These Transforming agents enable designers to control part attributes at what HP calls “the voxel level.” An HP voxel is an individually addressable volume element. The properties designers can control here include:
–Dimensional accuracy and detail
–Surface roughness, texture and friction coefficient
–Tensile strength, elasticity, hardness and other material properties
–Electrical and thermal conductivity
–Fine feature resolution of 0.02 in. Anything smaller will print, but it may not be fully dense or meet specified material properties.
–Materials – These include HP 3D High Reusability PA 11 and PA 12, HP 3D High Reusability PA 12 Glass Beads and HP 3D High Reusability CB PA 12 and BASF Ultrasint 3D TPU01 and VESTOSINT 3D Z2773 PA 12
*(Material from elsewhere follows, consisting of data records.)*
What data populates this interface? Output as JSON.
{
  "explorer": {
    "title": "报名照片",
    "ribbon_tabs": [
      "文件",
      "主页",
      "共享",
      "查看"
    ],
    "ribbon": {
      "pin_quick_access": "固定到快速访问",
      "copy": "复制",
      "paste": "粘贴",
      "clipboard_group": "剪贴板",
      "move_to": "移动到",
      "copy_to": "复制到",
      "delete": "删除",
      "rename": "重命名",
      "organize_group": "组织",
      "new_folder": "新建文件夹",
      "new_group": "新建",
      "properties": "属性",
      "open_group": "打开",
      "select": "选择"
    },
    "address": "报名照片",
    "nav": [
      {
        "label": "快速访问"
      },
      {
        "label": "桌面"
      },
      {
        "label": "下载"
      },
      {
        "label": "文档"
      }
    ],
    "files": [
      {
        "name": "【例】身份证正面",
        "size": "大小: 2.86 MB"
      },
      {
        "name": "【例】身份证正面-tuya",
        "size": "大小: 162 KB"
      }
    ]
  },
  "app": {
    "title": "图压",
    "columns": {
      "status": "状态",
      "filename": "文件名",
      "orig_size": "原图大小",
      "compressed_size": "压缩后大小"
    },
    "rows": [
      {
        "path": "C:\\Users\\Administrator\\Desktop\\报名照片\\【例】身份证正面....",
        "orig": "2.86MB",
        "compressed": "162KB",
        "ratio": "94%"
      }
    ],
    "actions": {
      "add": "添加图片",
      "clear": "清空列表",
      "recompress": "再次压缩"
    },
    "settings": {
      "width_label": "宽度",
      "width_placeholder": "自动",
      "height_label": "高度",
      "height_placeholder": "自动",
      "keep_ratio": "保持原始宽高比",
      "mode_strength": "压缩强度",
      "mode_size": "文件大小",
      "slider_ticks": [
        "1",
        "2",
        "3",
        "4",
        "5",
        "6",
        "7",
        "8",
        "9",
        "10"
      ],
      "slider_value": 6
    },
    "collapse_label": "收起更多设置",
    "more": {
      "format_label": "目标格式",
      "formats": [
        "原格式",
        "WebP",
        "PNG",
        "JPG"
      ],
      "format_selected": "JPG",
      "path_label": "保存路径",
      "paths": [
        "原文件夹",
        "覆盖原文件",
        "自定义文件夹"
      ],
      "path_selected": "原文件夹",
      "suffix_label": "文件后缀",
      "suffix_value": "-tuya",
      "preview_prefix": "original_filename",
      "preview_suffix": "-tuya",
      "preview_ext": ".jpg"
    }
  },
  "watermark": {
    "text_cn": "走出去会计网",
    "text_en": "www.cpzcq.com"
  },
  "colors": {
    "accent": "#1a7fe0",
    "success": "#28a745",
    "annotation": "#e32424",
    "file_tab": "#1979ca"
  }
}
–Color – The HP 3D High Reusability CB PA 12 comes in a range of colors for the HP Jet Fusion 500/300 series of printers. Most Multi Jet Fusion parts are built in a shade of black or grey due to the black fusing agent. However, parts can be painted or texturized with color and the HP Jet Fusion 500/300 build in full color with transforming agents.
— The average surface finish of parts is 125 to 250 microinches RA. Surfaces can be hand-sanded or tumbled for a smoother finish.
–Part size – The build envelope for the Multi Jet Fusion machine is 16 in. x 12 in. x 16 in. Consider the maximum part size to be 14.96 in. x 11.25 in. x 14.96 in. to add a buffer around parts for the printing agents.
–Wall thickness – Nylon materials, like any thermoplastic, shrink as they solidify. Very thick walls can accumulate heat and cause spot shrinkage in dense areas with an accumulation of material, resulting in geometric deformations. Therefore, walls should be at least 0.02 in. to 0.12 in. (0.5 to 3.0 mm). Thinner walls can be inaccuracte and deform due to non-uniform in-process shrinkage. One way to deal with the need for thin walls is to consider adding ribs or fillets to reinforce the part.
–Orientation – Parts built with Multi Jet Fusion have higher isotropic characteristics; they are nearly as strong in the Z orientation as they are in the XY orientation. However, if a part needs a high level of detail, accuracy or strength, a few orientation adjustments are needed. If your application requires a smooth surface finish, place visible features in the XY plane rather than the Z direction to avoid a stair-stepping effect. Place parts face down toward the build platform for a smoother surface finish on that side. Position pins and clips horizontally whenever possible.
–Typical tolerances for Multi Jet Fusion parts are ± 0.010 in. (0.25 mm) or ± 0.001 in./in. (0.025 mm/25.4 mm). The minimum printable font size for embossed or debossed lettering is 6-point.